The time when a teenager reaches driving age can be a disconcerting one for parents. You want your child to be a safe and smart driver, yet outside factors can cause great worry. You’ll likely lecture them on the dangers of drinking, drugs, and driving. But there’s one thing you should also consider, as you talk to your teen—prescription medication. If your teen is on prescription medication, they may already be in danger of impaired driving. Drugged driving doesn’t only involve illegal drugs. Over-the-counter and prescription medication can also affect driving ability. Here’s what you need to know.
The Statistics on Teen Driving and Prescription Meds
- According to the National Highway Traffic Safety Administration (NHTSA), car crashes are the leading cause of death among teens.
- In 2016, one in 10 teen drivers aged 15-18 was involved in a fatal drowsy driving car accident.
- Approximately 50% of teens believe that prescription drugs are much safer than illegal street drugs.
- After marijuana and alcohol, prescription drugs are the most widely abused substances by teens 14 years and older.
How Prescription Meds Affect Driving
Teens are inexperienced drivers and at a greater risk for accidents when driving under the influence of medication. The most common prescription drugs among teenagers that impair driving are:
The side effects of antidepressants depend on the class of antidepressant. Selective Serotonin Reuptake Inhibitors (SSRIs), like Prozac and Zoloft, are taken in the morning and won’t impair driving as they are designed to increase energy. Tricyclic antidepressants, like Elavil and Tofranil, cause sleepiness and should only be taken at night.
Opioid Pain Medication
Vicodin, Codeine, and OxyContin are opioid-based drugs used to treat pain. They produce a euphoric feeling. Other effects include sedation, drowsiness, and reduced mental clarity, that all compromise driving ability.
Sedatives and Tranquilizers
Sedatives and tranquilizers like Valium, Xanax, and Ambien are central nervous system (CNS) depressants. They are prescribed for anxiety, panic disorders, and insomnia. They work by slowing brain activity to calm, relax, and make you sleep. Taken incorrectly or in high doses they can cause a driver to nod off at the wheel.
Safety Tips For Teens Driving on Medication

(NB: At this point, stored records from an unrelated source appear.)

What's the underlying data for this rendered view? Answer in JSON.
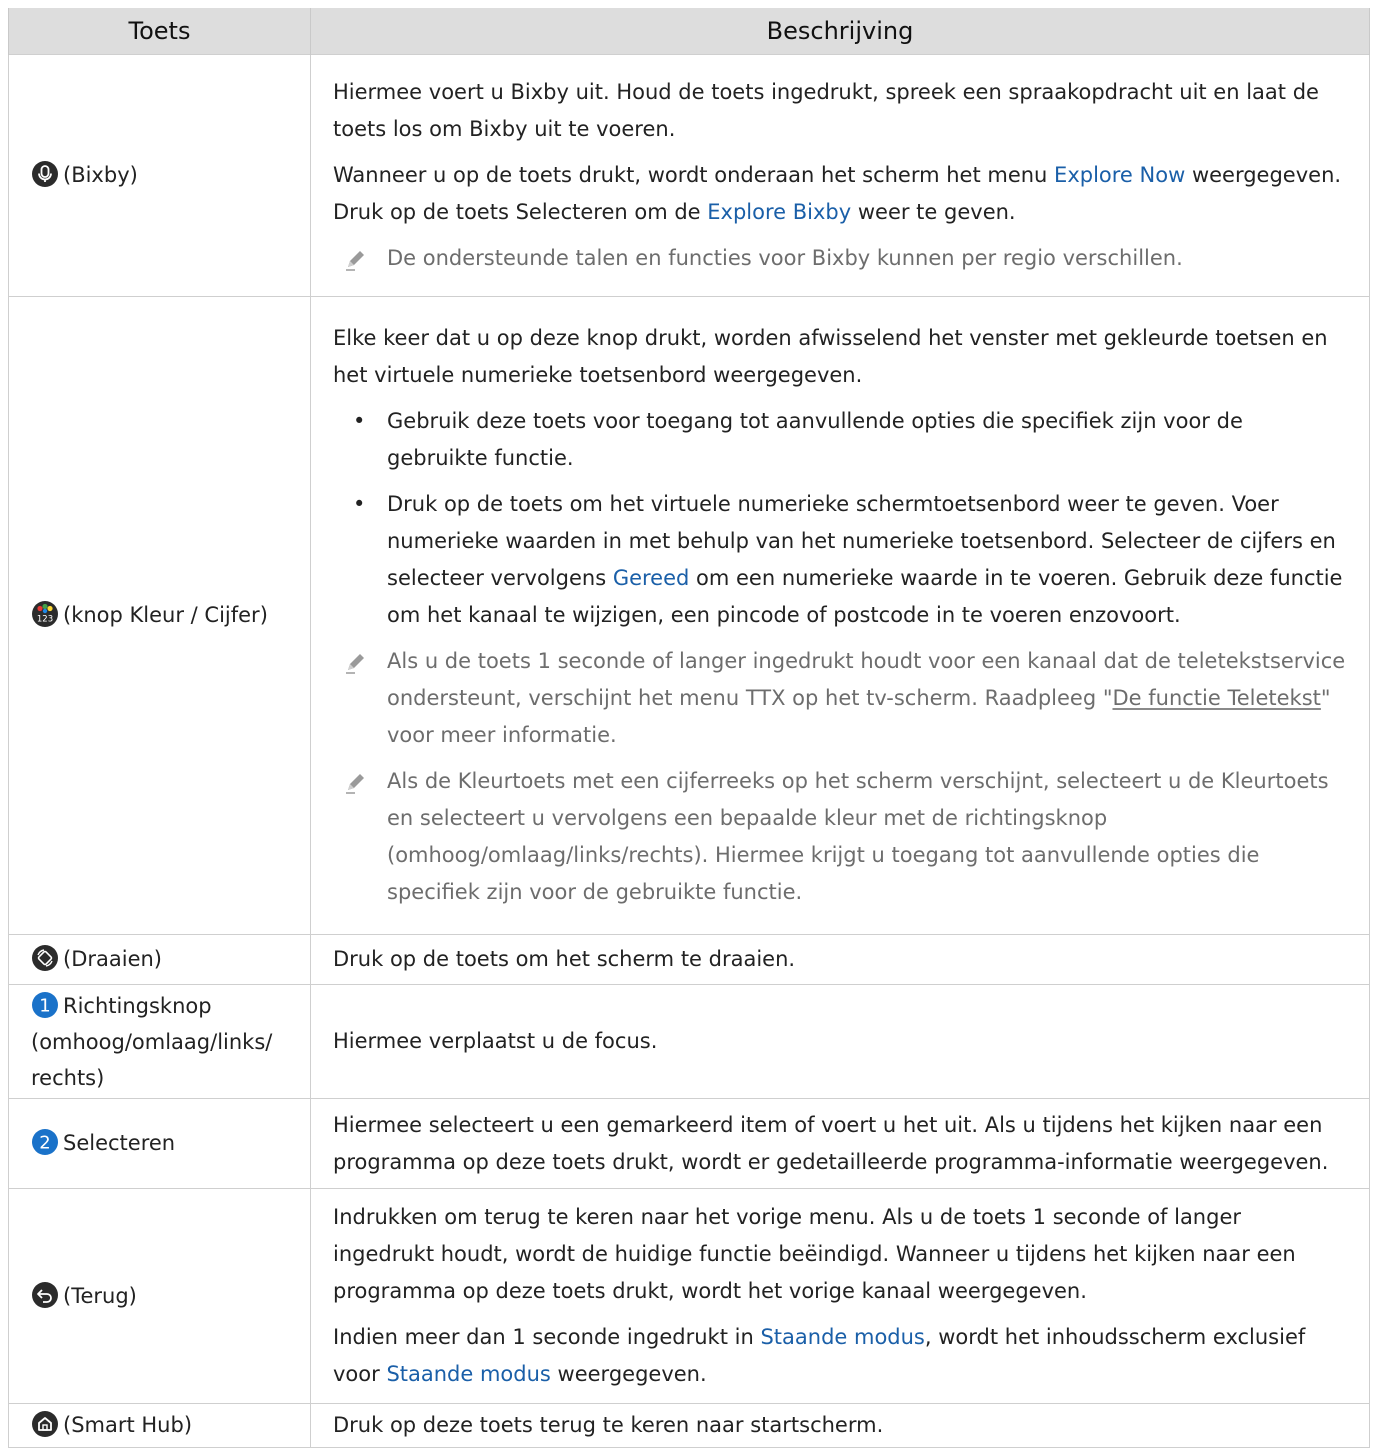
{
  "table": {
    "headers": [
      "Toets",
      "Beschrijving"
    ],
    "rows": [
      {
        "icon": "microphone-icon",
        "key": "(Bixby)",
        "para1": "Hiermee voert u Bixby uit. Houd de toets ingedrukt, spreek een spraakopdracht uit en laat de toets los om Bixby uit te voeren.",
        "para2_a": "Wanneer u op de toets drukt, wordt onderaan het scherm het menu ",
        "para2_link1": "Explore Now",
        "para2_b": " weergegeven. Druk op de toets Selecteren om de ",
        "para2_link2": "Explore Bixby",
        "para2_c": " weer te geven.",
        "note": "De ondersteunde talen en functies voor Bixby kunnen per regio verschillen."
      },
      {
        "icon": "color-123-icon",
        "key": "(knop Kleur / Cijfer)",
        "para1": "Elke keer dat u op deze knop drukt, worden afwisselend het venster met gekleurde toetsen en het virtuele numerieke toetsenbord weergegeven.",
        "bullet1": "Gebruik deze toets voor toegang tot aanvullende opties die specifiek zijn voor de gebruikte functie.",
        "bullet2_a": "Druk op de toets om het virtuele numerieke schermtoetsenbord weer te geven. Voer numerieke waarden in met behulp van het numerieke toetsenbord. Selecteer de cijfers en selecteer vervolgens ",
        "bullet2_link": "Gereed",
        "bullet2_b": " om een numerieke waarde in te voeren. Gebruik deze functie om het kanaal te wijzigen, een pincode of postcode in te voeren enzovoort.",
        "note1_a": "Als u de toets 1 seconde of langer ingedrukt houdt voor een kanaal dat de teletekstservice ondersteunt, verschijnt het menu TTX op het tv-scherm. Raadpleeg \"",
        "note1_link": "De functie Teletekst",
        "note1_b": "\" voor meer informatie.",
        "note2": "Als de Kleurtoets met een cijferreeks op het scherm verschijnt, selecteert u de Kleurtoets en selecteert u vervolgens een bepaalde kleur met de richtingsknop (omhoog/omlaag/links/rechts). Hiermee krijgt u toegang tot aanvullende opties die specifiek zijn voor de gebruikte functie."
      },
      {
        "icon": "rotate-icon",
        "key": "(Draaien)",
        "desc": "Druk op de toets om het scherm te draaien."
      },
      {
        "icon": "number-1-icon",
        "icon_text": "1",
        "key": "Richtingsknop (omhoog/omlaag/links/ rechts)",
        "desc": "Hiermee verplaatst u de focus."
      },
      {
        "icon": "number-2-icon",
        "icon_text": "2",
        "key": "Selecteren",
        "desc": "Hiermee selecteert u een gemarkeerd item of voert u het uit. Als u tijdens het kijken naar een programma op deze toets drukt, wordt er gedetailleerde programma-informatie weergegeven."
      },
      {
        "icon": "back-arrow-icon",
        "key": "(Terug)",
        "para1": "Indrukken om terug te keren naar het vorige menu. Als u de toets 1 seconde of langer ingedrukt houdt, wordt de huidige functie beëindigd. Wanneer u tijdens het kijken naar een programma op deze toets drukt, wordt het vorige kanaal weergegeven.",
        "para2_a": "Indien meer dan 1 seconde ingedrukt in ",
        "para2_link1": "Staande modus",
        "para2_b": ", wordt het inhoudsscherm exclusief voor ",
        "para2_link2": "Staande modus",
        "para2_c": " weergegeven."
      },
      {
        "icon": "home-icon",
        "key": "(Smart Hub)",
        "desc": "Druk op deze toets terug te keren naar startscherm."
      }
    ]
  },
  "colors": {
    "header_bg": "#dddddd",
    "link": "#1a5fa8",
    "note_text": "#6d6d6d",
    "icon_dark": "#2b2b2b",
    "icon_blue": "#1a72c9"
  }
}
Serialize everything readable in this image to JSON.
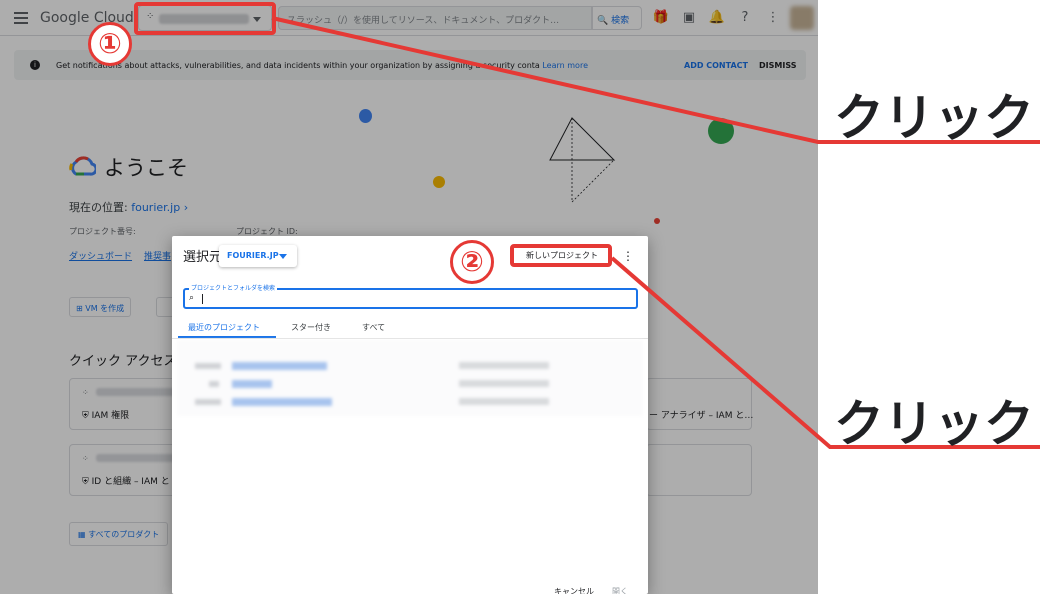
{
  "console": {
    "logo_google": "Google",
    "logo_cloud": "Cloud",
    "search_placeholder": "スラッシュ（/）を使用してリソース、ドキュメント、プロダクト…",
    "search_button": "検索",
    "banner_message": "Get notifications about attacks, vulnerabilities, and data incidents within your organization by assigning a security conta",
    "banner_link": "Learn more",
    "banner_add_contact": "ADD CONTACT",
    "banner_dismiss": "DISMISS",
    "welcome": "ようこそ",
    "location_label": "現在の位置:",
    "location_org": "fourier.jp",
    "project_number_label": "プロジェクト番号:",
    "project_id_label": "プロジェクト ID:",
    "dashboard_link": "ダッシュボード",
    "recommend_link": "推奨事",
    "create_vm_button": "VM を作成",
    "quick_access_title": "クイック アクセス",
    "card1_line2": "IAM 権限",
    "card2_line2": "ID と組織 – IAM と",
    "card_right_text": "ー アナライザ – IAM と…",
    "all_products_button": "すべてのプロダクト"
  },
  "dialog": {
    "title": "選択元",
    "org_selector": "FOURIER.JP",
    "new_project_button": "新しいプロジェクト",
    "search_label": "プロジェクトとフォルダを検索",
    "tabs": [
      "最近のプロジェクト",
      "スター付き",
      "すべて"
    ],
    "footer_cancel": "キャンセル",
    "footer_open": "開く"
  },
  "annotations": {
    "step1": "①",
    "step2": "②",
    "click_label_1": "クリック",
    "click_label_2": "クリック"
  },
  "colors": {
    "annotation_red": "#e53935",
    "google_blue": "#1a73e8"
  }
}
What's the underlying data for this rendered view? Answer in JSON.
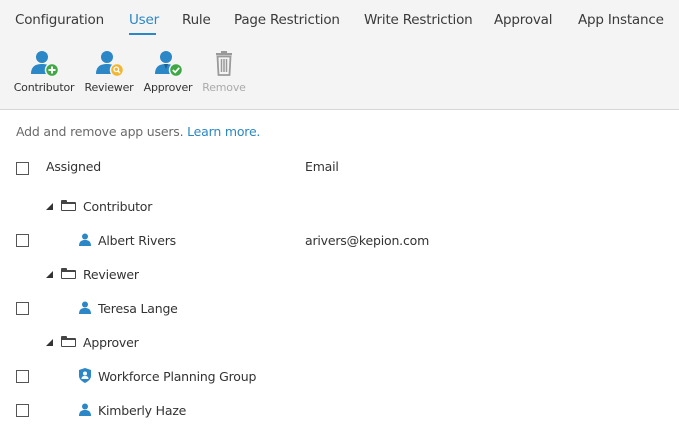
{
  "tabs": [
    {
      "label": "Configuration"
    },
    {
      "label": "User"
    },
    {
      "label": "Rule"
    },
    {
      "label": "Page Restriction"
    },
    {
      "label": "Write Restriction"
    },
    {
      "label": "Approval"
    },
    {
      "label": "App Instance"
    }
  ],
  "active_tab": "User",
  "toolbar": {
    "contributor": "Contributor",
    "reviewer": "Reviewer",
    "approver": "Approver",
    "remove": "Remove"
  },
  "intro": {
    "text": "Add and remove app users.",
    "link": "Learn more."
  },
  "table": {
    "col_assigned": "Assigned",
    "col_email": "Email",
    "groups": [
      {
        "name": "Contributor",
        "members": [
          {
            "name": "Albert Rivers",
            "email": "arivers@kepion.com",
            "icon": "user-icon"
          }
        ]
      },
      {
        "name": "Reviewer",
        "members": [
          {
            "name": "Teresa Lange",
            "email": "",
            "icon": "user-icon"
          }
        ]
      },
      {
        "name": "Approver",
        "members": [
          {
            "name": "Workforce Planning Group",
            "email": "",
            "icon": "group-badge-icon"
          },
          {
            "name": "Kimberly Haze",
            "email": "",
            "icon": "user-icon"
          }
        ]
      }
    ]
  },
  "colors": {
    "accent": "#2b87c5",
    "add_badge": "#3fa845",
    "search_badge": "#f2b632",
    "check_badge": "#3fa845",
    "disabled": "#aaaaaa"
  }
}
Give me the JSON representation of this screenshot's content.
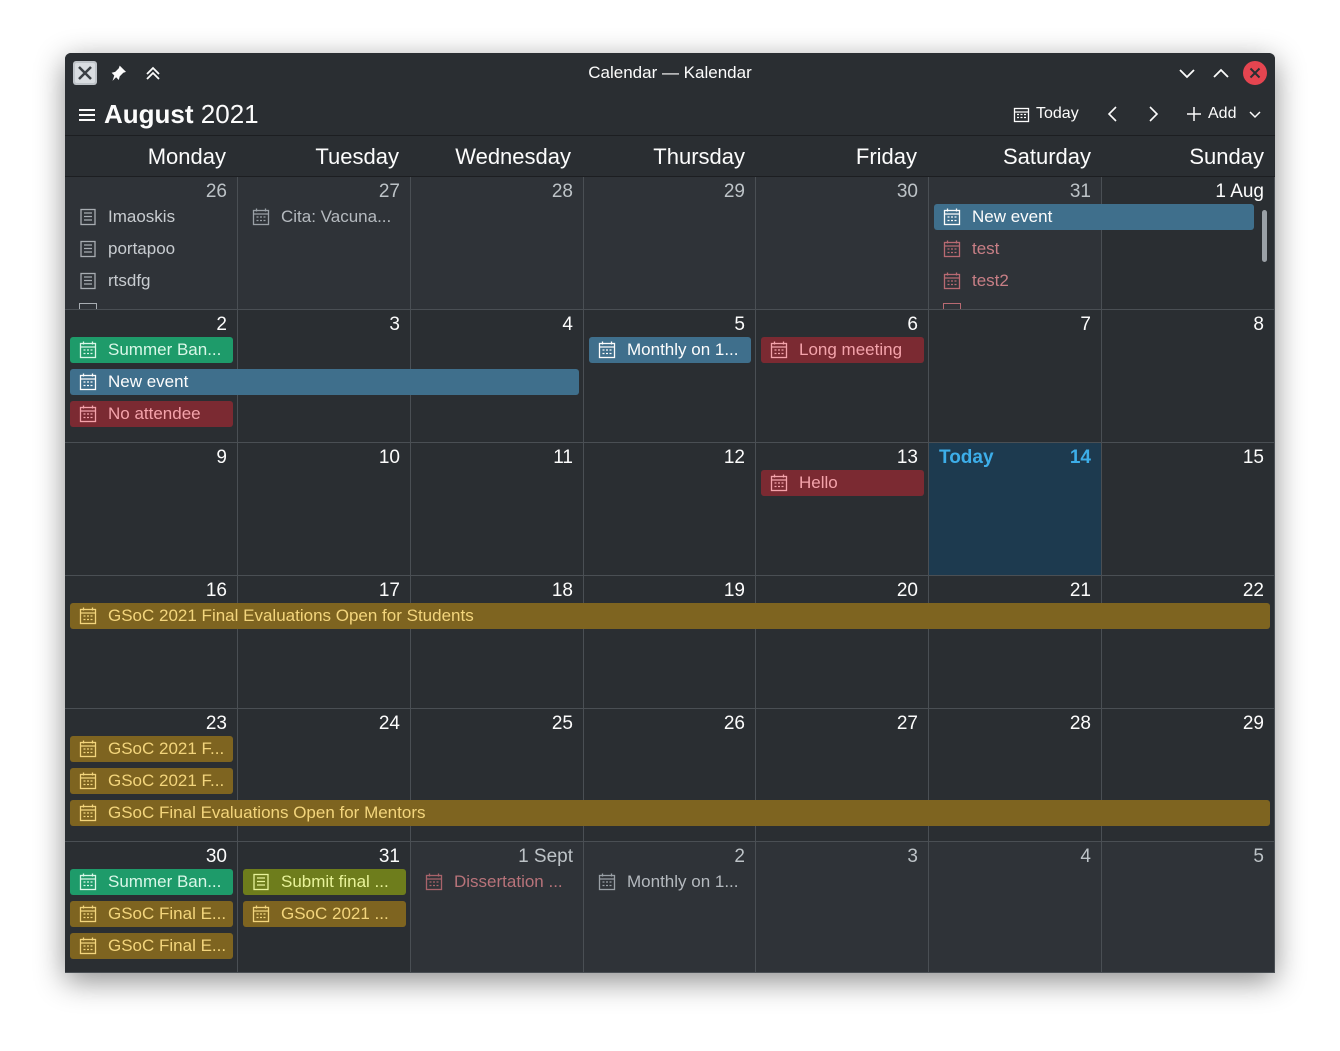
{
  "window": {
    "title": "Calendar — Kalendar"
  },
  "toolbar": {
    "month": "August",
    "year": "2021",
    "today_label": "Today",
    "add_label": "Add"
  },
  "weekdays": [
    "Monday",
    "Tuesday",
    "Wednesday",
    "Thursday",
    "Friday",
    "Saturday",
    "Sunday"
  ],
  "weeks": [
    [
      "26",
      "27",
      "28",
      "29",
      "30",
      "31",
      "1 Aug"
    ],
    [
      "2",
      "3",
      "4",
      "5",
      "6",
      "7",
      "8"
    ],
    [
      "9",
      "10",
      "11",
      "12",
      "13",
      "14",
      "15"
    ],
    [
      "16",
      "17",
      "18",
      "19",
      "20",
      "21",
      "22"
    ],
    [
      "23",
      "24",
      "25",
      "26",
      "27",
      "28",
      "29"
    ],
    [
      "30",
      "31",
      "1 Sept",
      "2",
      "3",
      "4",
      "5"
    ]
  ],
  "today_text": "Today",
  "events": {
    "imaoskis": "Imaoskis",
    "portapoo": "portapoo",
    "rtsdfg": "rtsdfg",
    "cita": "Cita: Vacuna...",
    "new_event_31": "New event",
    "test": "test",
    "test2": "test2",
    "summer_ban_1": "Summer Ban...",
    "new_event_2": "New event",
    "no_attendee": "No attendee",
    "monthly_5": "Monthly on 1...",
    "long_meeting": "Long meeting",
    "hello": "Hello",
    "gsoc_students": "GSoC 2021 Final Evaluations Open for Students",
    "gsoc_f1": "GSoC 2021 F...",
    "gsoc_f2": "GSoC 2021 F...",
    "gsoc_mentors": "GSoC Final Evaluations Open for Mentors",
    "summer_ban_2": "Summer Ban...",
    "gsoc_final_e1": "GSoC Final E...",
    "gsoc_final_e2": "GSoC Final E...",
    "submit_final": "Submit final ...",
    "gsoc_2021_31": "GSoC 2021 ...",
    "dissertation": "Dissertation ...",
    "monthly_2": "Monthly on 1..."
  },
  "colors": {
    "blue": "#3f6f8c",
    "green": "#1e9b6a",
    "red": "#7b2a32",
    "gold": "#7e6420",
    "gold_text": "#f3d57c",
    "lime": "#6e7d1c",
    "today_bg": "#1d3a4f",
    "accent": "#3daee9"
  }
}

Teenagers don’t see danger and often resist their parents’ warnings. It can be hard to get through to them. David Wallace, Traffic Safety Guy, is a leading voice on traffic safety with a focus on impaired, distracted, and teen driving. David says discussing drug-impaired driving with a teen may not be easy but is critically important and requires repeating.
“It is not just one conversation,” says David. “It’s multiple discussions over time. It may not always seem like it, but children do listen to their parents. This is evident in research that shows that parents who talk with their teens about the dangers of drug-impaired driving significantly reduce the chance of their child using illegal drugs.”
Wallace shares the following tips to help your teen drive safely while on medication:
- Don’t let your teen drive when starting new medication until you understand how it affects driving. Let your teen adjust to the medication. If you notice any side effects, consult your doctor. While it may seem a slow process, it’s the safest way to introduce medication.
- Once you understand the facts, share that information with your child and continue to remind them about it over weeks, months, and even years. Teenagers need repetition — it makes a difference.
- Follow the doctor’s prescription. Medication has been designed to be prescribed at certain levels that are safe. Taking more than is prescribed is a sure-fire method to create a dangerous situation.
- Information on drugs is readily available. The following websites are great resources for parents and teens:
Drugged driving can be deadly. Awareness is the first step in preventing tragedies caused by drug-impaired driving. Even over-the-counter drugs like allergy and cough medication can cause drowsiness. Teens must understand the effects of a medication before getting behind the wheel of a car. An informed teen is a safe teen.